ZP: Oh my god, I don’t know. I’m one of those people who never like things being tied up in a nice bow, especially when it comes to shows and television. With the opportunity to do anything and any kind of an ending, I think it’s way more interesting to leave things more jarring than “and they all lived happily ever after.” That’s nice too, but since you have the chance to do anything… and I don’t know if these people should all live happily ever after. They’re a rough and tumble group of people and they live on the moral edge a lot. I don’t know what the right ending is, I’m hoping that it’s not neat and tidy.
TTVJ: From the audience’s perspective, even though you said the crew are on the moral edge, they have developed this sense of family with each other. I think that’s what a lot of people have connected with the show over, maybe moreso than the sci-fi aspects.
ZP: Totally, totally. They’re in a situation that’s a little bit like being on set. We shoot the show about five or six months of the year and we’re with each other 16 hours a day, five days a week, and you can’t help but become this somewhat dysfunction family. You’re with these people that you have to be with. It’s no different for the crew of the Raza. They were in this sink or swim situation and they had to find a way to work together just for survival. In that fight for survival they have developed connections and bonds, and feelings of loyalty for one another. It is absolutely a family and I think the Android is part of that as well. She feels like she’s in the fold now, despite how different she is from now.
I think absolutely that’s what audiences are seeing, and they can relate to it. What’s interesting about that too is that because they make choices that aren’t the moral high ground, we still relate to them and we still connect to them, and that’s the genius of Joe and Paul [Mullie], the writers.

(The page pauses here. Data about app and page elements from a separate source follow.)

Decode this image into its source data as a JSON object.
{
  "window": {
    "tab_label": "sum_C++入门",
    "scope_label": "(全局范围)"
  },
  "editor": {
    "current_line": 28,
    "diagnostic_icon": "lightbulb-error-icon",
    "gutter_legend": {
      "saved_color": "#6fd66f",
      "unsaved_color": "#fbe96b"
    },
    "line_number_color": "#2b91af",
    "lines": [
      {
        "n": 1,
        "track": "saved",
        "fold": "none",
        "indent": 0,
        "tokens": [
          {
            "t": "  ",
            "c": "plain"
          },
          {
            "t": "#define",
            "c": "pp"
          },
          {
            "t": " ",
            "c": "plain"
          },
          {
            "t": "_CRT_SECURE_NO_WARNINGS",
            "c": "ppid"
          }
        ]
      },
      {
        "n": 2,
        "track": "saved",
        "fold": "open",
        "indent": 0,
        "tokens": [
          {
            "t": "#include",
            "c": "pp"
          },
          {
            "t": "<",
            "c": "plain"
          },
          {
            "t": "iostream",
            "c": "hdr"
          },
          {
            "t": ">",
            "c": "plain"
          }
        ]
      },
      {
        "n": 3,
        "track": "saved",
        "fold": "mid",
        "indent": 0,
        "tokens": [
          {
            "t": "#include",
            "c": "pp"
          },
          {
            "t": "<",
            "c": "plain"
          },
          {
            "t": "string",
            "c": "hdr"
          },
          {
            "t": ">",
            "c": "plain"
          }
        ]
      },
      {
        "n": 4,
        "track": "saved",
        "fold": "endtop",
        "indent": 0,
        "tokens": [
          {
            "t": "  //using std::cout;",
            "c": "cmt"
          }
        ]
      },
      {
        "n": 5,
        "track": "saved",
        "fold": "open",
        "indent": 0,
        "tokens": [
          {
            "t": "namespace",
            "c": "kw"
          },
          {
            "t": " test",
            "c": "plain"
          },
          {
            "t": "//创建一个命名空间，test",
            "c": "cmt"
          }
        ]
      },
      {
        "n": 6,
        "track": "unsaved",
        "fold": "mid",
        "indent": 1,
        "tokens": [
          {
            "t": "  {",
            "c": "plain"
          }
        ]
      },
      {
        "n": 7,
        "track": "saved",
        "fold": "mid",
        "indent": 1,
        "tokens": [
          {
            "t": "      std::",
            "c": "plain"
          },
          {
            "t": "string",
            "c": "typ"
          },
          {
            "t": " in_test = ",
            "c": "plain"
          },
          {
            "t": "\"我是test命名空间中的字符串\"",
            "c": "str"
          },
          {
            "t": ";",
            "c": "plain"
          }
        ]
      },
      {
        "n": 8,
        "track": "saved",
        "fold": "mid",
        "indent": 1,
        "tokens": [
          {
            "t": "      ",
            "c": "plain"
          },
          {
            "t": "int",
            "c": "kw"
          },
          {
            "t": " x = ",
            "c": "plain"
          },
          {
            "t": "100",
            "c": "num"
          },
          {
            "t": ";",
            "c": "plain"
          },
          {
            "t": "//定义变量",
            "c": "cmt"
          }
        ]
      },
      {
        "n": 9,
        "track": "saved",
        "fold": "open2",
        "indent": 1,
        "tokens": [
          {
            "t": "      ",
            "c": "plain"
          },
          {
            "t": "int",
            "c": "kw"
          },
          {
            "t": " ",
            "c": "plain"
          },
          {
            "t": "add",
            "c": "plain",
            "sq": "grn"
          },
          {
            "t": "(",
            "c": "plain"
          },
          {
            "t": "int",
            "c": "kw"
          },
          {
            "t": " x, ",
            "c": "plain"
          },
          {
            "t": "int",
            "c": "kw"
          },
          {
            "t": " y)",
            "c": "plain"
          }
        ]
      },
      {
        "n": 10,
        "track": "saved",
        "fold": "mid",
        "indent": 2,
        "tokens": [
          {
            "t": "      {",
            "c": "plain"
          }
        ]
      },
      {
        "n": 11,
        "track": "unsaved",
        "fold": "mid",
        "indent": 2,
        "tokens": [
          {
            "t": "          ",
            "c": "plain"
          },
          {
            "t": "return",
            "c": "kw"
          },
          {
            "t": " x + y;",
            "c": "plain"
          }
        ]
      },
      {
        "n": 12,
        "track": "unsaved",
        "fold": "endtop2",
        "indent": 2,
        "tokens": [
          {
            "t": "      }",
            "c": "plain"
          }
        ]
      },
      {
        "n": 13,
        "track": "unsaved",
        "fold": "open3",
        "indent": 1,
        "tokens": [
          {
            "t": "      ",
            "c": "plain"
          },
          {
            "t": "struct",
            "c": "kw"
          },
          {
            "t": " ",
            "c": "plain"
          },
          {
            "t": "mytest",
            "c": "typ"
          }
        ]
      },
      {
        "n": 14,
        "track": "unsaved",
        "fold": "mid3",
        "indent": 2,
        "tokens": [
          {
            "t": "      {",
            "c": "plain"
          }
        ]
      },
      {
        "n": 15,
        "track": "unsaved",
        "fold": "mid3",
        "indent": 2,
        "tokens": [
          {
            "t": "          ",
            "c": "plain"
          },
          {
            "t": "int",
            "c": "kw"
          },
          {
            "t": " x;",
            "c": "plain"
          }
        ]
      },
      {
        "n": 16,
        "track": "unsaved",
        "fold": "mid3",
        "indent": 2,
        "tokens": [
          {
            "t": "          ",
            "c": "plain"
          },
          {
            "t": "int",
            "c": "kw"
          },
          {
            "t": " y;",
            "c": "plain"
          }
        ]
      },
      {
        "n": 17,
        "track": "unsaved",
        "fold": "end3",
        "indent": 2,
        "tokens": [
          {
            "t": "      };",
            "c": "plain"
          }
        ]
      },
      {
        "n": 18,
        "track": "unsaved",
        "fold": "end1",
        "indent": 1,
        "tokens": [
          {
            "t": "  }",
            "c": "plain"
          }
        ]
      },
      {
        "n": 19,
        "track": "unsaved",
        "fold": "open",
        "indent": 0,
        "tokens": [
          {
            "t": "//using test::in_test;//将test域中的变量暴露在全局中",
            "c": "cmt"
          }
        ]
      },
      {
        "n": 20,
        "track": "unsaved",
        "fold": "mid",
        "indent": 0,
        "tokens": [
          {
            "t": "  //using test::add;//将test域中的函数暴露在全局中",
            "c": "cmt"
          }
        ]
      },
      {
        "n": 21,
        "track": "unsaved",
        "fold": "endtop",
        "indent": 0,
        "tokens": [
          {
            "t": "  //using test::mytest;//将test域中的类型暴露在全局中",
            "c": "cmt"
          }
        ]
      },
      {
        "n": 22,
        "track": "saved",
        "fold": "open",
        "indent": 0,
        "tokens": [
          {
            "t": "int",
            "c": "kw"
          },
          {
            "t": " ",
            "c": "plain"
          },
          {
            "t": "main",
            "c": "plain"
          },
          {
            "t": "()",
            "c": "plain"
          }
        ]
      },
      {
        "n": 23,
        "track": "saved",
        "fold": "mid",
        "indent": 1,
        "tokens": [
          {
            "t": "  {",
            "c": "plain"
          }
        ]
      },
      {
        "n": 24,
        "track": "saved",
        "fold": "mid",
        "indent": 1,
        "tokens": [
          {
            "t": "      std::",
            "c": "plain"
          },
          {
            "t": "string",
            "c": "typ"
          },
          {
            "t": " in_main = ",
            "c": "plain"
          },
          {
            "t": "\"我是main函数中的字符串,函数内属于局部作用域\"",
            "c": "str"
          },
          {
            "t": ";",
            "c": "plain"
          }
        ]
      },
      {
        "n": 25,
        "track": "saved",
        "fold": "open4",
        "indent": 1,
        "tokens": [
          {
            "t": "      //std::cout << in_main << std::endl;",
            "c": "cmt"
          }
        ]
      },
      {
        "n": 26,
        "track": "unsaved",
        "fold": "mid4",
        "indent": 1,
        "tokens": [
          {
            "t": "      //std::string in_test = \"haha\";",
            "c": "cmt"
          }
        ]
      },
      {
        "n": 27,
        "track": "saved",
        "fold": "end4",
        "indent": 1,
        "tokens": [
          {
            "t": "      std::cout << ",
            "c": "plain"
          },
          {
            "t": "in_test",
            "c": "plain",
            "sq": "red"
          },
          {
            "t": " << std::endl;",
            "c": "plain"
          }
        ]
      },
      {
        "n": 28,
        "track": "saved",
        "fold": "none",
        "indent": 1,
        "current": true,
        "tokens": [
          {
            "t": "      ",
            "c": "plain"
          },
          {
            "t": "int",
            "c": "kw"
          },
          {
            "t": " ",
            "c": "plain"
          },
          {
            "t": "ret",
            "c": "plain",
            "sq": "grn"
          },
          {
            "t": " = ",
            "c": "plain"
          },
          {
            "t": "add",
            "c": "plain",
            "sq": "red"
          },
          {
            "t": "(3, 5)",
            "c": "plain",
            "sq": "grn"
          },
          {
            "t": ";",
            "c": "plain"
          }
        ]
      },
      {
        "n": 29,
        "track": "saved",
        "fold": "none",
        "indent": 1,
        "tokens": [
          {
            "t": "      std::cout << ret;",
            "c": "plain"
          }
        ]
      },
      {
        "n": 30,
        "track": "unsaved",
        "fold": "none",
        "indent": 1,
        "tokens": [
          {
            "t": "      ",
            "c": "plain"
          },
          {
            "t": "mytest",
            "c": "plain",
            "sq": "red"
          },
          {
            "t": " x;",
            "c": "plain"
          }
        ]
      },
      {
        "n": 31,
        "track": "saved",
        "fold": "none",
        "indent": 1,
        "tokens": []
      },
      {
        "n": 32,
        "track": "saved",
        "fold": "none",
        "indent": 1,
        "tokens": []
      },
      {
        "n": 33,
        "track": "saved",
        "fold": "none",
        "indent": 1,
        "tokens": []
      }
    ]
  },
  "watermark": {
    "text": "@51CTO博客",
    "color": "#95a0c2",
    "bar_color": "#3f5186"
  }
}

They’ve figured out a way for us to like unlikable people that don’t always do the right thing, but they do the thing that makes the most sense to them in them moment and because you can understand them and they justify it, you go with it. I think really great shows do that. A great example is obviously Walter White from Breaking Bad. He’s a guy that’s doing all kinds of awful things, but we like him. They’ve done that with this show and they’ve made the characters really complex, three-dimensional, and really interesting. They’re not perfect by any stretch of the imagination, but we like them. We care about them, we’re rooting for them, and I think you’re right that there’s a huge family aspect too. If one of your own family members does something not okay, you help them anything. You forgive them, you help them. Even though another person might write them off, you don’t with your family.
Have you enjoyed the Android’s storyline this season? What are your theories on her origins? Sound off in the comments below.
Dark Matter airs Fridays at 9 p.m. ET on Syfy and Space Channel.
Associate Editor Kelly Townsend always had strong opinions on TV growing up, so it was only natural to evolve from couch musings to online journalism. She can't ever choose a favorite series, so please don't ask. Her writing has also appeared on IndieWire and Tribute.ca. You can find her on Twitter at @kellybtownsend.